# How to calculate practical significance on simple A/B email marketing test?

This might be a newbie question, but I'm not great in statistics:

I have this test for an email marketing. It was a simple test to understand whether people would purchase more through an email marketing campaign with and without an image banner. So the dependent variable is clicked emails and the independent variable is the banner.

List size (total population): 20,210 Total number of people who were picked to receive the email for the test: 10,882 (53% of the sample size)

Number of people which were sent email A: 5,441 Number of people who opened email A: 992 Number of people who clicked on email A:58

Number of people which were sent email B: 5,441 Number of people who opened email B: 991 Number of people who clicked on email B: 39

The click rate is 1.1% on A, and 0.7% on B, but how do I know if this has practical importance? can I conclude that this test tells me that is more effective to use banners? If not how do I fix this experiment?

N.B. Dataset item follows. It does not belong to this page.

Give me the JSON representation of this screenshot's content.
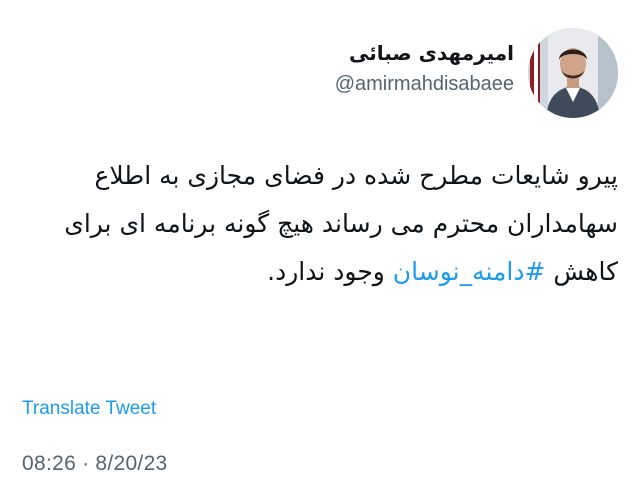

For a simple significance test (absent of statistical sampling), use the Chi-Square test. Instead of using who received the email, I'm going to use who actually opened the email.

Step 1: figure out Expected Value of each:

A = 58/(992+991) * (58+39) = 78.2
B = 39/(992+991) * (58+39) = 76.8


Step 2: Chi-sqr

= ((78.2-58)^2) + ((76.8-39)^2) = 3.6


Step 3: compare value in Step 2 to Chi-sqr @ 95% Confidence

Chi_sqr @ 95% value = 3.84

Since 3.6 < 3.84, the result is cannot conclude the A performed better than B, or not significant.

• I guess I need to repeat the experiment with a larger sample size? Commented Dec 22, 2015 at 18:55
• yes, you can play with the #s in my solution to determine sample size needed when "Step 2" > 3.84 Commented Dec 22, 2015 at 21:09

Try the wikipedia page for A/B testing to give you an idea of which test to use for which metric of interest. For 'click-thru-rate' use an online calculator for the ChiSquare test here's one

         |  Clicked   Didn't